During the pandemic Beam, like many arts organisations and artists, has adapted its approach to engaging with the public in the process of project delivery.
As an organisation which places people at the heart of delivery of arts commissions we have had to find new ways in which to continue to ensure that communities have a voice in artworks and creative projects produced for our public places.
We have approached this in a number of different ways depending on local context, expectations of clients, artists and communities and of course always within the framework of the latest and evolving government guidance. As with all of us this is new territory and we have adapted and tested ways of working, often having to be flexible and proactive to best meet the community engagement needs of the project.
For example, at Markham Vale we worked with our client Derbyshire County Council to deliver a virtual launch for a new phase of the Walking Together mining memorial featuring a short film and social media campaign as an alternative to the normal physical launch event held for 100+ guests. We endeavour to keep in close contact with volunteers as part of the project to make sure they continue to be involved and informed, even though we cannot yet physically meet again.
Working with Barnsley Council on new permanent commissions in the Stairfoot area we have taken our consultation and engagement activities online, recruiting artists through virtual interviews and a series of socially distanced site visits and conducting fully risk assessed distanced outdoor community engagement workshops to ensure that we could continue delivery.

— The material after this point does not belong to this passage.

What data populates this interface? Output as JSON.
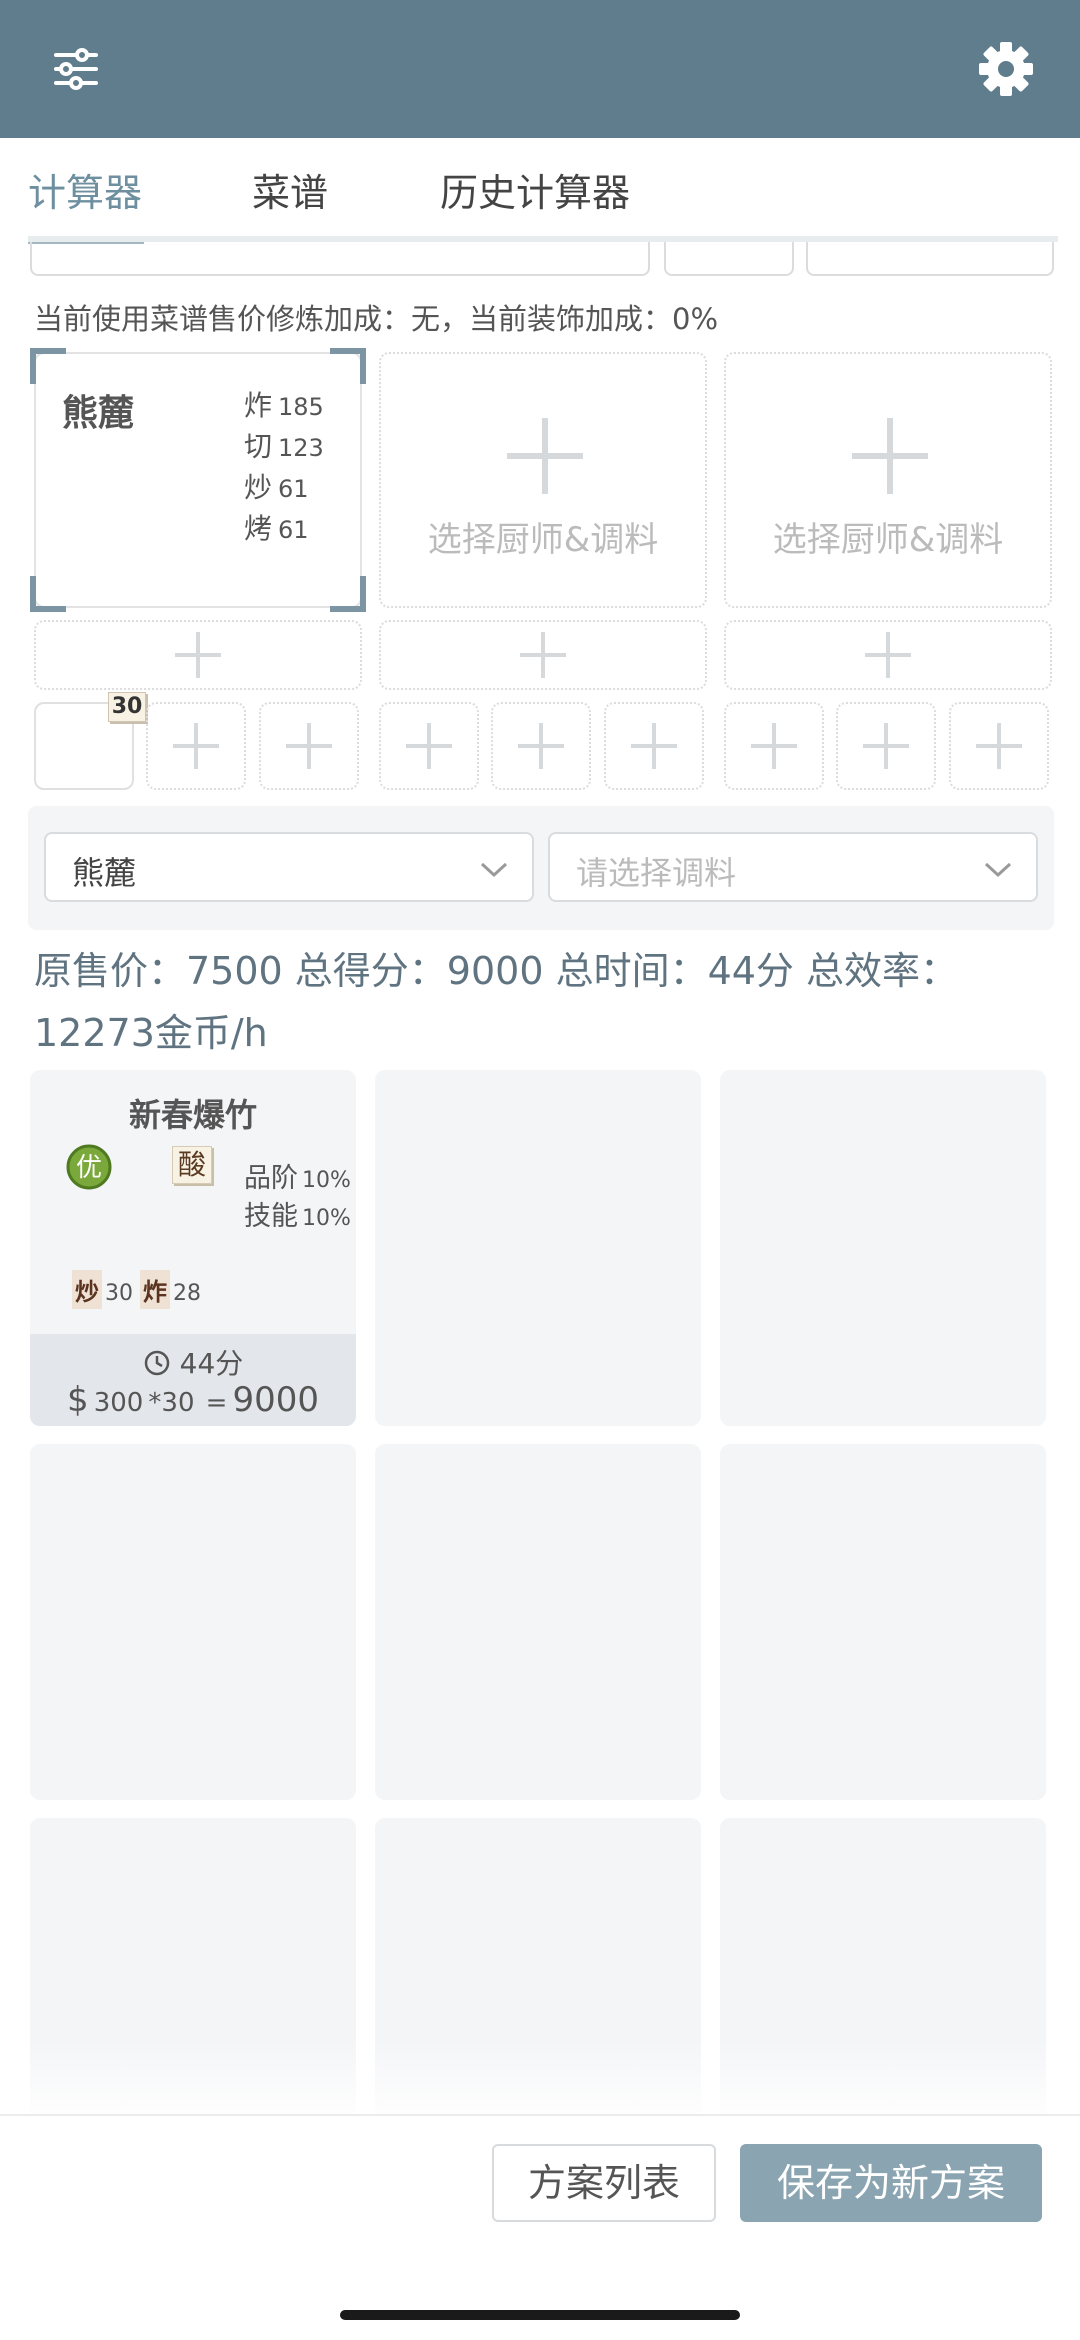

To deliver the Kirklees Council ‘HEART Your Town’ initiative we worked within government guidance to successfully deliver a series of temporary commissions by Kirklees based creatives within a short timescale between April – August 2020 in the midst of the pandemic and additional local restrictions, we were proud to facilitate opportunities for Kirklees based creatives during this time. The resulting works were designed to brighten up Huddersfield and Dewsbury and enhance public spaces to be enjoyed in a socially distant way.
As part of our work as coordinators of the national Arts & Place Consortium we took a series of planned talks that would have taken place physically, online utilising Stream Yard software to live stream via Youtube, with advice and support from Arts Council England’s Digital Culture Network. This series of online artist talks titled ‘Arts and Place NOW’ was supported by Art Fund and aimed to highlight exemplar projects, amplifying the artists’ voice in place-making and exploring the future role of artists working in the public realm. This online series of talks engaged more viewers than would have been possible through physical events and meant that both speakers and audiences were not bound by issues of geography. This meant we could engage international speakers including artists from the Czech Republic and Ghana. The full series of talks can be viewed here.
We are pleased that we have been able to find creative ways to continue to deliver our work and also to support the network of artists and creatives that we work with, Covid may have forced a change of approach, but we feel we are learning and growing through the adaptations we have made and encouraged that the opportunity to radically rethink how we do things is something which will have positive benefits in how we engage communities in our work into the future. We know that we are just one organisation in the sector adapting to these challenging times and we are always interested to share experiences with others, we’d be pleased to hear from you at firstname.lastname@example.org if you would like to share and discuss approaches.
Image Credit: Beam, Stairfoot Steering Group Research Trip to Yorkshire Sculpture Park